■ Work item ■
Keyword search on "SALARIO": report each line of the records that contains it.

[Page and application data records]
-- Opening Marker --

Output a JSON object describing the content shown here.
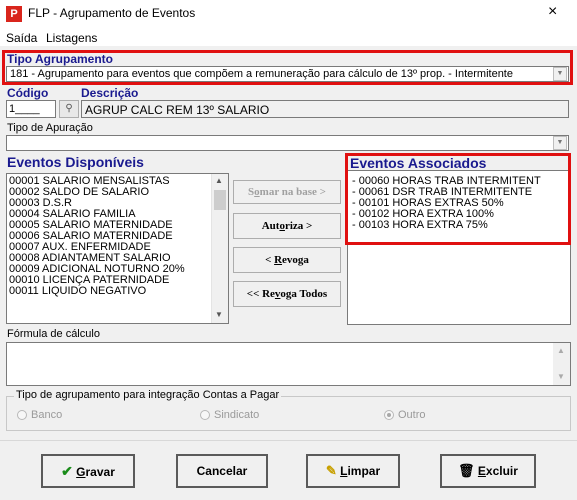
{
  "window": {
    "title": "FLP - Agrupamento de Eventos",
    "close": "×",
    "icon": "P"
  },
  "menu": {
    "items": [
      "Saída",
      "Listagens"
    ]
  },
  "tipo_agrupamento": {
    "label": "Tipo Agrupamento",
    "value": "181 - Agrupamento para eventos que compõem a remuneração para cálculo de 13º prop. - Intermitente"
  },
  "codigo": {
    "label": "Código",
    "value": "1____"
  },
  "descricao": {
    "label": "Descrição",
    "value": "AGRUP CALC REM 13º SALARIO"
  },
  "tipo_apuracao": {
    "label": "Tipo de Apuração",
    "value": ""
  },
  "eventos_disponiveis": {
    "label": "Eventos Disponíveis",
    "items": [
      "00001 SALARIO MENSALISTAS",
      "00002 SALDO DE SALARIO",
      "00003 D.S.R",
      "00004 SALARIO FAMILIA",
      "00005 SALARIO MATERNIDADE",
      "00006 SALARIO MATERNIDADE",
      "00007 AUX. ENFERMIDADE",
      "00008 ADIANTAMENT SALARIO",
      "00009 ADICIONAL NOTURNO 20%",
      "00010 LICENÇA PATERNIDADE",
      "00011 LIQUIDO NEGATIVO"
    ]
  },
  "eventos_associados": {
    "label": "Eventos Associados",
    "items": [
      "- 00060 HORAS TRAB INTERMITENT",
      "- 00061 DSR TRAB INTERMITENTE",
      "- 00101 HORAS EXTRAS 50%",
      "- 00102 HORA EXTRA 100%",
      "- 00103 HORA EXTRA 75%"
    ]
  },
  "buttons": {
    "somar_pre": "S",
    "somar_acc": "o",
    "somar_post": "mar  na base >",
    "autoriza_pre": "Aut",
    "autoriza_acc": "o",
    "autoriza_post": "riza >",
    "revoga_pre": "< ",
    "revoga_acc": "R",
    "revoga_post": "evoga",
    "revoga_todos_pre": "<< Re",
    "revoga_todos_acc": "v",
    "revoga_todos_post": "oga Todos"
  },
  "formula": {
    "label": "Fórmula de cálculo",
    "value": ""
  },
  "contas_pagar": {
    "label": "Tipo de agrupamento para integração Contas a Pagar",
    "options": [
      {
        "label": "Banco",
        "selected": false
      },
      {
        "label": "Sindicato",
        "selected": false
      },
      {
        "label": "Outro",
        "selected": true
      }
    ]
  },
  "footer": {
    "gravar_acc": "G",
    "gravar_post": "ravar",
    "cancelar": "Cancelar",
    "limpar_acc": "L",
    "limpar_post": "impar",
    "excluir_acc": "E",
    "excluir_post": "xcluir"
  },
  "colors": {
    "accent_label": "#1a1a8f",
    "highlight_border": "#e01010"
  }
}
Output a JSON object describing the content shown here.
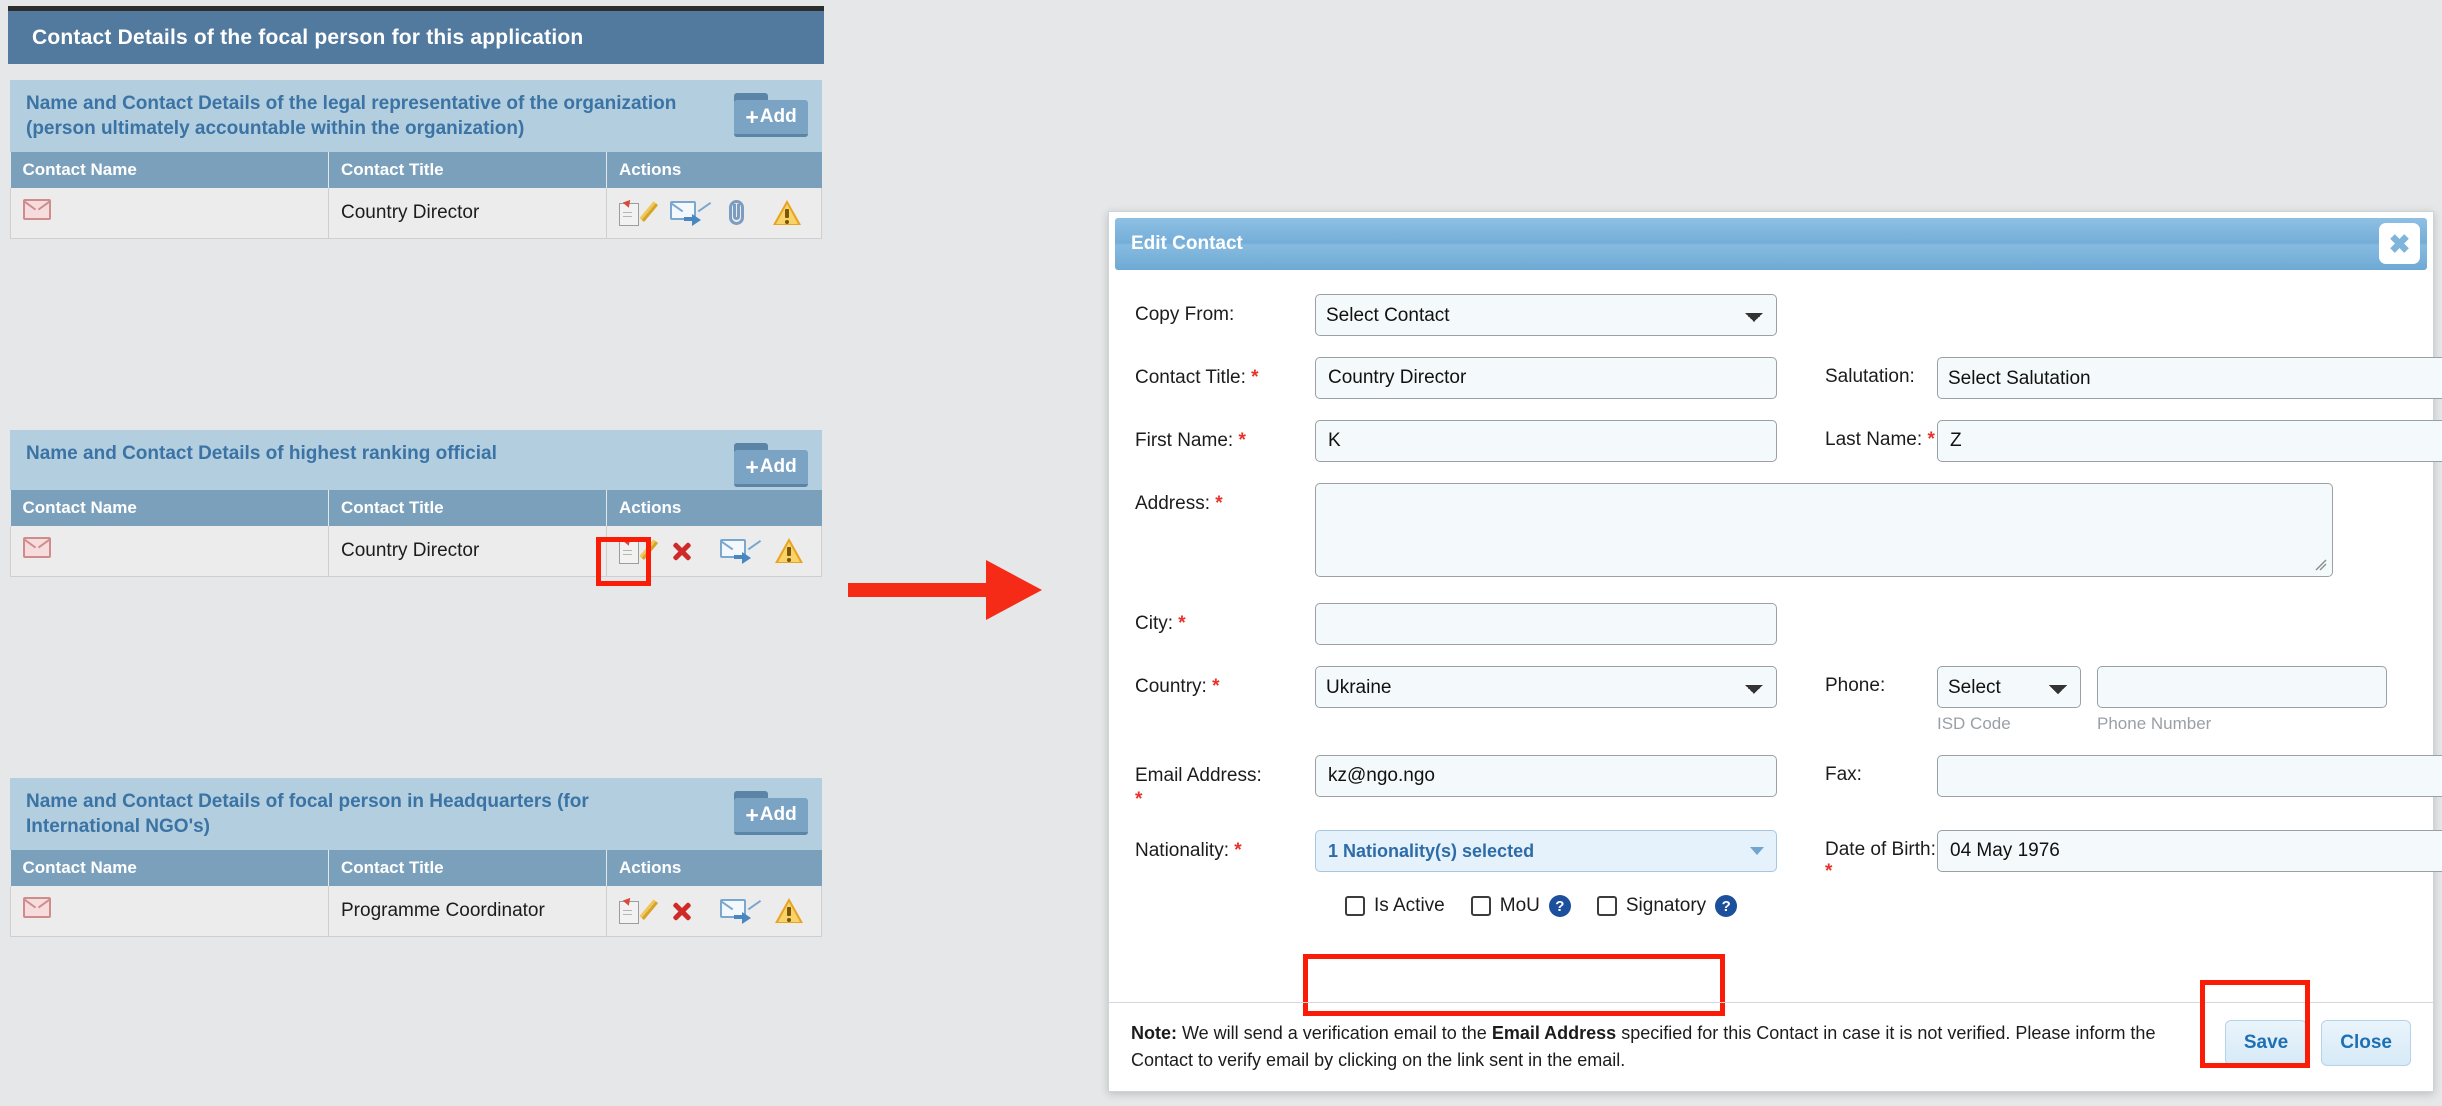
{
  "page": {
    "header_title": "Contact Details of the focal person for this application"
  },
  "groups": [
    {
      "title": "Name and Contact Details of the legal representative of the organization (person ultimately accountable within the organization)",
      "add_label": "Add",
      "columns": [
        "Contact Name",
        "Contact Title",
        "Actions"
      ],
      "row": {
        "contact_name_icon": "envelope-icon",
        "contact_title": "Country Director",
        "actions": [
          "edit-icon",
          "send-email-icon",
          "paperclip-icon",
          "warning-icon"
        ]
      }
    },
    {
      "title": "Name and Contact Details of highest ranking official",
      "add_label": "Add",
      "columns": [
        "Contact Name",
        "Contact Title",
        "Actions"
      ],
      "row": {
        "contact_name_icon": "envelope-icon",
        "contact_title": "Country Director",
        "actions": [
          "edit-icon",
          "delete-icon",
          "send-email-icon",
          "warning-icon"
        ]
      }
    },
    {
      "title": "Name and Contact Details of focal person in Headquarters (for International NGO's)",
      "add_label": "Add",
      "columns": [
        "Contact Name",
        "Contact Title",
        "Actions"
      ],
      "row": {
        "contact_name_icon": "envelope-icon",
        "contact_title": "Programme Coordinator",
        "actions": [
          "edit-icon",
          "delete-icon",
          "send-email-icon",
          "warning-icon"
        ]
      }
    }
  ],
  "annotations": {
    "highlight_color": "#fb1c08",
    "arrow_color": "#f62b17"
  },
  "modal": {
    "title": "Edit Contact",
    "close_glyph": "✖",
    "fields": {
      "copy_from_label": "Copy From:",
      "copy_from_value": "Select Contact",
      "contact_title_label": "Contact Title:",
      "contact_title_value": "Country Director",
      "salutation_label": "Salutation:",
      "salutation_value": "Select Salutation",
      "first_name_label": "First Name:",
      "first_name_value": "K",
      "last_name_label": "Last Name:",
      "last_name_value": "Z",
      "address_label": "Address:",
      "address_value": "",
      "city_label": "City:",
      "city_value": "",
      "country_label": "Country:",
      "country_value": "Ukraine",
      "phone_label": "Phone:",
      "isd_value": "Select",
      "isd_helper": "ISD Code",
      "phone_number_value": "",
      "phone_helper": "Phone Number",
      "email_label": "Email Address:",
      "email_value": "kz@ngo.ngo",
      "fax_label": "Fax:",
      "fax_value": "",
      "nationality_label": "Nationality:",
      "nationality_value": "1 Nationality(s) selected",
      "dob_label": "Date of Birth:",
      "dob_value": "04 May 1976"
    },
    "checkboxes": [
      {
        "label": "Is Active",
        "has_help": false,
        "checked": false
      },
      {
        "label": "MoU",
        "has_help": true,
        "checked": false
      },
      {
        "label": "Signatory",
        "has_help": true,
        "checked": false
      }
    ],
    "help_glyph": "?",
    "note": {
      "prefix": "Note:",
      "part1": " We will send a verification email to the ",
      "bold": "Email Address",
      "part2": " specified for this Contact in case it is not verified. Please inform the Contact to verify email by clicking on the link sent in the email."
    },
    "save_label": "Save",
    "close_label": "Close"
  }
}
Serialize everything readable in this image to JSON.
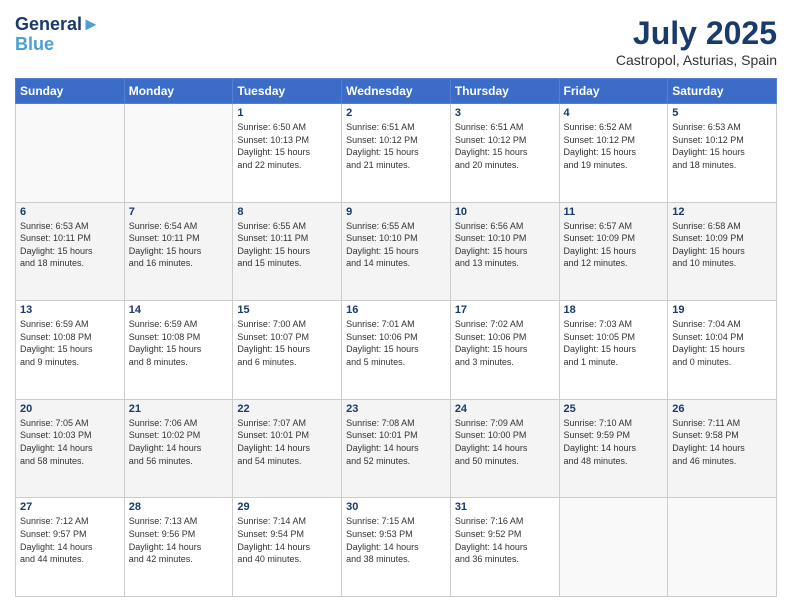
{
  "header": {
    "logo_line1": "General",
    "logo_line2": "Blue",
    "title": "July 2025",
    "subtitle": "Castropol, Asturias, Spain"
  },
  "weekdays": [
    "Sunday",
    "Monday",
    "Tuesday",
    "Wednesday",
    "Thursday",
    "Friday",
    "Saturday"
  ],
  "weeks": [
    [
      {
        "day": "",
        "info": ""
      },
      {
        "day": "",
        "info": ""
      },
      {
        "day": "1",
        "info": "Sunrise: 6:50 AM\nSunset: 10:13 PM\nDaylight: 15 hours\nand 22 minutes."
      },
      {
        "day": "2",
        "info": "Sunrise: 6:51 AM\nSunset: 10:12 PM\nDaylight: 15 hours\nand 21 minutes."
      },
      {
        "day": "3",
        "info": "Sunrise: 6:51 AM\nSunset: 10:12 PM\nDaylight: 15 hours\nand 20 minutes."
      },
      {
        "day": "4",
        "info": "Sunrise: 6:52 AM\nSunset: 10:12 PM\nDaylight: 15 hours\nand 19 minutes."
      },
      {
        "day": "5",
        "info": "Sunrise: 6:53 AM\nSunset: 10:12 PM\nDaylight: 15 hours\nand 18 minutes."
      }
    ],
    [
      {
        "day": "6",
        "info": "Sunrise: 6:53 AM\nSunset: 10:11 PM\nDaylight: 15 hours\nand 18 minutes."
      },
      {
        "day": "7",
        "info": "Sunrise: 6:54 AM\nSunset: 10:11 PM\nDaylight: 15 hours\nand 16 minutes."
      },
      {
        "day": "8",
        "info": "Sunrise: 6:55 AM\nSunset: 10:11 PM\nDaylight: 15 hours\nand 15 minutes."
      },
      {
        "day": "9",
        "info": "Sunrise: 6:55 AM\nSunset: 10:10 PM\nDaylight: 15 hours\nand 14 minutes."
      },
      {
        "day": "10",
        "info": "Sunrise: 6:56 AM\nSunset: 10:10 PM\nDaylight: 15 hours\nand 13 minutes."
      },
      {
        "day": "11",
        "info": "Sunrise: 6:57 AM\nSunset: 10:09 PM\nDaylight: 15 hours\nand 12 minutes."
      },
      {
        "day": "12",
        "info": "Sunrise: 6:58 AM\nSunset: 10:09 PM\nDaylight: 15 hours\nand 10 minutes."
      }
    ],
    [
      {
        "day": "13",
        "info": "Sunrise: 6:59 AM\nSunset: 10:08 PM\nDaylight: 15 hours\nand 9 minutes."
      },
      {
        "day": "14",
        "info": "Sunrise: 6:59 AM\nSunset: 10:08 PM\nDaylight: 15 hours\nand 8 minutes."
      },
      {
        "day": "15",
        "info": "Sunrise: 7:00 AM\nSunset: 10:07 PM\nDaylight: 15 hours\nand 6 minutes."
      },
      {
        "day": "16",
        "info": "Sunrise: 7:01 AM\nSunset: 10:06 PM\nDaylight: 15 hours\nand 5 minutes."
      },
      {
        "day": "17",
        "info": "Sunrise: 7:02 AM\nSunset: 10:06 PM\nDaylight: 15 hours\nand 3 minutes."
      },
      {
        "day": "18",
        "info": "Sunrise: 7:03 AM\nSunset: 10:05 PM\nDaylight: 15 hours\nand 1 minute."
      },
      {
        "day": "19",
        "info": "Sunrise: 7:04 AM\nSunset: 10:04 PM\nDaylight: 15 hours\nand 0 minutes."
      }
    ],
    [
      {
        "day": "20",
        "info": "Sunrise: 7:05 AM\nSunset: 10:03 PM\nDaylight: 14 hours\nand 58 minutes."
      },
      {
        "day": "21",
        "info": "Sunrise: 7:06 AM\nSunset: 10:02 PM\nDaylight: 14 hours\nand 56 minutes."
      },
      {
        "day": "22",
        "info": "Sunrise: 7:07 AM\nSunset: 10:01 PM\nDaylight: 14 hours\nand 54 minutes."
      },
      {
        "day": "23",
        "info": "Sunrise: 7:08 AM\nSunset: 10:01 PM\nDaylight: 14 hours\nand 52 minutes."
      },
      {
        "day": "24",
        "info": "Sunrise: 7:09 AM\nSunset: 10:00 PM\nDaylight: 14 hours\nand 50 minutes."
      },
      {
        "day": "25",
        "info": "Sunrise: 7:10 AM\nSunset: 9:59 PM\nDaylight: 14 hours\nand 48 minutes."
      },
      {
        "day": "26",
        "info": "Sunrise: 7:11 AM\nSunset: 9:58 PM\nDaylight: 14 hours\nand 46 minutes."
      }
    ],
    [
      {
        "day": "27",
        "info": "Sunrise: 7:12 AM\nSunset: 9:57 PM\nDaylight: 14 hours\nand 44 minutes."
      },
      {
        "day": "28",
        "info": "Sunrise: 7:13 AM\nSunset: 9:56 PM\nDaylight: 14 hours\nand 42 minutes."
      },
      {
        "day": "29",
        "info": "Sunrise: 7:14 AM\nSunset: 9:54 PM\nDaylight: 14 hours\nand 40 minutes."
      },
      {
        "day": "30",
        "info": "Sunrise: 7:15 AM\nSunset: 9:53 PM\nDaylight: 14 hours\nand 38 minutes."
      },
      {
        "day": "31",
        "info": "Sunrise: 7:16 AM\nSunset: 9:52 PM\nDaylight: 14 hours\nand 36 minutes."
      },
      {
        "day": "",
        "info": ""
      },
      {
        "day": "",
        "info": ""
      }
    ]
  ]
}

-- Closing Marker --

■ Task answer ■
    "value": "AGRUP CALC REM 13º SALARIO"
      "00001 SALARIO MENSALISTAS",
      "00002 SALDO DE SALARIO",
      "00004 SALARIO FAMILIA",
      "00005 SALARIO MATERNIDADE",
      "00006 SALARIO MATERNIDADE",
      "00008 ADIANTAMENT SALARIO",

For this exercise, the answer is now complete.